What the exercise asks ▸ Read the lines of the data below and retrieve those with "Friday".

Data about app and page elements:
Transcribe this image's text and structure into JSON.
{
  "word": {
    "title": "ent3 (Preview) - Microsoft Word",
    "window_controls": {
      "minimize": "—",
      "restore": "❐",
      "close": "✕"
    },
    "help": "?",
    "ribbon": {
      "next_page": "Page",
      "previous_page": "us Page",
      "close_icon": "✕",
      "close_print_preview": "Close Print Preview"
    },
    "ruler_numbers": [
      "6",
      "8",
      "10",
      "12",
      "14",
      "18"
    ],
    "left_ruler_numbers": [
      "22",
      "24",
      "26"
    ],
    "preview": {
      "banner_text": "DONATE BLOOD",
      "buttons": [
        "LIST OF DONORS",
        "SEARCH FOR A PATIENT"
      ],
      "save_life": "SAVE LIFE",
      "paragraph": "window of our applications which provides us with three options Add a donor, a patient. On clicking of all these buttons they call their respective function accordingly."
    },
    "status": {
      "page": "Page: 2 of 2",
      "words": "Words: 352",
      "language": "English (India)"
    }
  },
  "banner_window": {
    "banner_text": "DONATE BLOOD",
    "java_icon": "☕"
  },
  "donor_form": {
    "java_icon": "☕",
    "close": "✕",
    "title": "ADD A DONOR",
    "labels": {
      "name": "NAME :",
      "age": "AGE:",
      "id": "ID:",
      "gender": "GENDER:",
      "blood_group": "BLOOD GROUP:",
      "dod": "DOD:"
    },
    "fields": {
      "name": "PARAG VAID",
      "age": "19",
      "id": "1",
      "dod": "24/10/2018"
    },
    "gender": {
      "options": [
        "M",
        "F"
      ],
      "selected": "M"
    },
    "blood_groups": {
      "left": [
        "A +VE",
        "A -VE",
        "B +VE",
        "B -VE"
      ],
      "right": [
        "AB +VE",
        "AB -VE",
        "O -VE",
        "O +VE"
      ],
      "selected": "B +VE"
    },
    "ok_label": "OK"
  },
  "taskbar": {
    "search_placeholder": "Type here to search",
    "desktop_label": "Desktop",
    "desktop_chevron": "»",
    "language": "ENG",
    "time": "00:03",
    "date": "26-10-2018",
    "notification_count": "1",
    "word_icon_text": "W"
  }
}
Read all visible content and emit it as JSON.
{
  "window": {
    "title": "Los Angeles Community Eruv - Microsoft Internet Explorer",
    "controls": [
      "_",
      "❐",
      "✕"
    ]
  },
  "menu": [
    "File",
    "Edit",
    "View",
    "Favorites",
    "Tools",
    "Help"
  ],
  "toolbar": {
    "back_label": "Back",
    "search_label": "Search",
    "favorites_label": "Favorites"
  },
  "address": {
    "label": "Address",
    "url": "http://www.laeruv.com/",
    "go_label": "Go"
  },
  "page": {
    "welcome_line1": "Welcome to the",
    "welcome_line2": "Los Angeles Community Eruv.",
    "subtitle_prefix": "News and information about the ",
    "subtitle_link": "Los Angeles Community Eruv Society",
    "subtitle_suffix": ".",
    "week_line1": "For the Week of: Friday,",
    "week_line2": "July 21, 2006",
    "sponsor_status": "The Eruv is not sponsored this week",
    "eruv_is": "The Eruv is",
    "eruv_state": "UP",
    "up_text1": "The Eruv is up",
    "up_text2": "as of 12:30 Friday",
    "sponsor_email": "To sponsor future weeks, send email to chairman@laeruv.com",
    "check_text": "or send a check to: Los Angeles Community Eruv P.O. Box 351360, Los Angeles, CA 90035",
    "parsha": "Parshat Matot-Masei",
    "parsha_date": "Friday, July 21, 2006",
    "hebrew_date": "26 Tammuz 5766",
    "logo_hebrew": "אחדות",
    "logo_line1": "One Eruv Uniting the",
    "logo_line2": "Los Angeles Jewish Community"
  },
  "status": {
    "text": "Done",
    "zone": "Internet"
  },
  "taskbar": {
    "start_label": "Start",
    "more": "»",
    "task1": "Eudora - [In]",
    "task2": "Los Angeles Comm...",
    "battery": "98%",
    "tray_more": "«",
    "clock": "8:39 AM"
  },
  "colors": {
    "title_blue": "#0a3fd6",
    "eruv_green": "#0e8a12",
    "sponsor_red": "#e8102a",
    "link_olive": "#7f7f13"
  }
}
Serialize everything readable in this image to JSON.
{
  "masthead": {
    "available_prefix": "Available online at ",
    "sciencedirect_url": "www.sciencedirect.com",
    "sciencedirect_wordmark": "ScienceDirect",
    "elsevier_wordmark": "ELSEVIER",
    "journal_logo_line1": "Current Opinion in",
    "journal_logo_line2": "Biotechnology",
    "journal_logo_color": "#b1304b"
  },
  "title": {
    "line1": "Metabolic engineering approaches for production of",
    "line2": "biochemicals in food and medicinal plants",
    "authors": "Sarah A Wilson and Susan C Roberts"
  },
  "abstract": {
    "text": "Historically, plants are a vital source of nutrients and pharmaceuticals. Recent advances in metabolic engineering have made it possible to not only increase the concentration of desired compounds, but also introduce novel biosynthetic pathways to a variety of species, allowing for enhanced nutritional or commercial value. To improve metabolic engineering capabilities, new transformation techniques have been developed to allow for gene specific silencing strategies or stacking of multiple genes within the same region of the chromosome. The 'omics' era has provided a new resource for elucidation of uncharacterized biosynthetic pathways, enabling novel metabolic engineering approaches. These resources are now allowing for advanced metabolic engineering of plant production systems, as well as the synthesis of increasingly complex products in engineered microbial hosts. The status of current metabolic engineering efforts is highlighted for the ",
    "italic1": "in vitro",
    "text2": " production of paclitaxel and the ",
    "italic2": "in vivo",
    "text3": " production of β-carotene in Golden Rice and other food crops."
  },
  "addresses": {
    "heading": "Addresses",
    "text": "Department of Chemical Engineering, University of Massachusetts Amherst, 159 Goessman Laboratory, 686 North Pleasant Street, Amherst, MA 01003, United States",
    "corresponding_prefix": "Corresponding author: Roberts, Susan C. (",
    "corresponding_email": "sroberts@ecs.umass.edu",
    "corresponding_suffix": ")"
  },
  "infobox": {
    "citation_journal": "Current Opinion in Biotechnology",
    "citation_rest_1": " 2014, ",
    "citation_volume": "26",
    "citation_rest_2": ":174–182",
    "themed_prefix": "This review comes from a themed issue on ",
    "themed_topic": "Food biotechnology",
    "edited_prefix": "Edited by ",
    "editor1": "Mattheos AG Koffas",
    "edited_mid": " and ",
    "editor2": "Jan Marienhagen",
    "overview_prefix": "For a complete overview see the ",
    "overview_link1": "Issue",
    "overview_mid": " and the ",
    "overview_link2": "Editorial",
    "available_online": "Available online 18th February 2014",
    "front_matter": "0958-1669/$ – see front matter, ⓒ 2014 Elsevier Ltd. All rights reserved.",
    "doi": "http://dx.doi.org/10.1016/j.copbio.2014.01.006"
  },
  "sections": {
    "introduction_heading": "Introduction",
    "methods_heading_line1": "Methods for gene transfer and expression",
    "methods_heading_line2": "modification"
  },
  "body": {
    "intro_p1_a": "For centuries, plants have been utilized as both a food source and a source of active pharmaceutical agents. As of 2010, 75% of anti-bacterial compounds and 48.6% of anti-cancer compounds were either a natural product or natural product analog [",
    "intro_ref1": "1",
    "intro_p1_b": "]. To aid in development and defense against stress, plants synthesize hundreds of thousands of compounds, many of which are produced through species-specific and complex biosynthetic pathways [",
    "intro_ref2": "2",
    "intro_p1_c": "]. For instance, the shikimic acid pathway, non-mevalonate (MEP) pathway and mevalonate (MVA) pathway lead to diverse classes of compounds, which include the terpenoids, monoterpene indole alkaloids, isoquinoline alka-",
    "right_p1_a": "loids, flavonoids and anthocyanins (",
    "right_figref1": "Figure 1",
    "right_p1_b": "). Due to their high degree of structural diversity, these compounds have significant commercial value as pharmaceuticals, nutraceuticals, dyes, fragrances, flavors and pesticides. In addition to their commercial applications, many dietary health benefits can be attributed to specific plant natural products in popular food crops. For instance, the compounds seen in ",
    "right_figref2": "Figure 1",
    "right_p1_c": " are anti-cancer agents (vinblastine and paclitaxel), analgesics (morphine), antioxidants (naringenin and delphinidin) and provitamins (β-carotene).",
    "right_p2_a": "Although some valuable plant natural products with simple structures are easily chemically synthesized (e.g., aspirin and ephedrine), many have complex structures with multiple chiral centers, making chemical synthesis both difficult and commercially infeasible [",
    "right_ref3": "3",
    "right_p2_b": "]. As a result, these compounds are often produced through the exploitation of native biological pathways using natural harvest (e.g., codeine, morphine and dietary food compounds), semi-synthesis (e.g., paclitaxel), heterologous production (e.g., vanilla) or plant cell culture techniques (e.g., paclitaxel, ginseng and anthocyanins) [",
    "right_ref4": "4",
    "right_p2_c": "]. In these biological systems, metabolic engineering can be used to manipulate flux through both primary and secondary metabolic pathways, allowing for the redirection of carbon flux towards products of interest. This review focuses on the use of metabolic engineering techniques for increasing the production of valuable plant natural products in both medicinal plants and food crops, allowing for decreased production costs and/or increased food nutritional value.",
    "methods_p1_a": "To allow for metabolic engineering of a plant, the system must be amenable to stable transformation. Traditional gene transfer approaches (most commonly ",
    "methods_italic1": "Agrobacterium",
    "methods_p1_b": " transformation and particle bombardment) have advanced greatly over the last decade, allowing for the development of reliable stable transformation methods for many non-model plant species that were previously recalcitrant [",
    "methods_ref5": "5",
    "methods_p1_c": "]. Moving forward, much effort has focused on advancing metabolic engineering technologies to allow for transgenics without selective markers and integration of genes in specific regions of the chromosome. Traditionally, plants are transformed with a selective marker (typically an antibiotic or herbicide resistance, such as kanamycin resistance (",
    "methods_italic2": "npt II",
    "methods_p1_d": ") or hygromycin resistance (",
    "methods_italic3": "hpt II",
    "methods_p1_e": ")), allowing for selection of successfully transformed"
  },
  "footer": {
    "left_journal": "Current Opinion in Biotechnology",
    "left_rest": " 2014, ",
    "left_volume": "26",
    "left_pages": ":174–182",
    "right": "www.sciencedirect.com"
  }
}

Task output ▸
    "week_line1": "For the Week of: Friday,",
    "up_text2": "as of 12:30 Friday",
    "parsha_date": "Friday, July 21, 2006",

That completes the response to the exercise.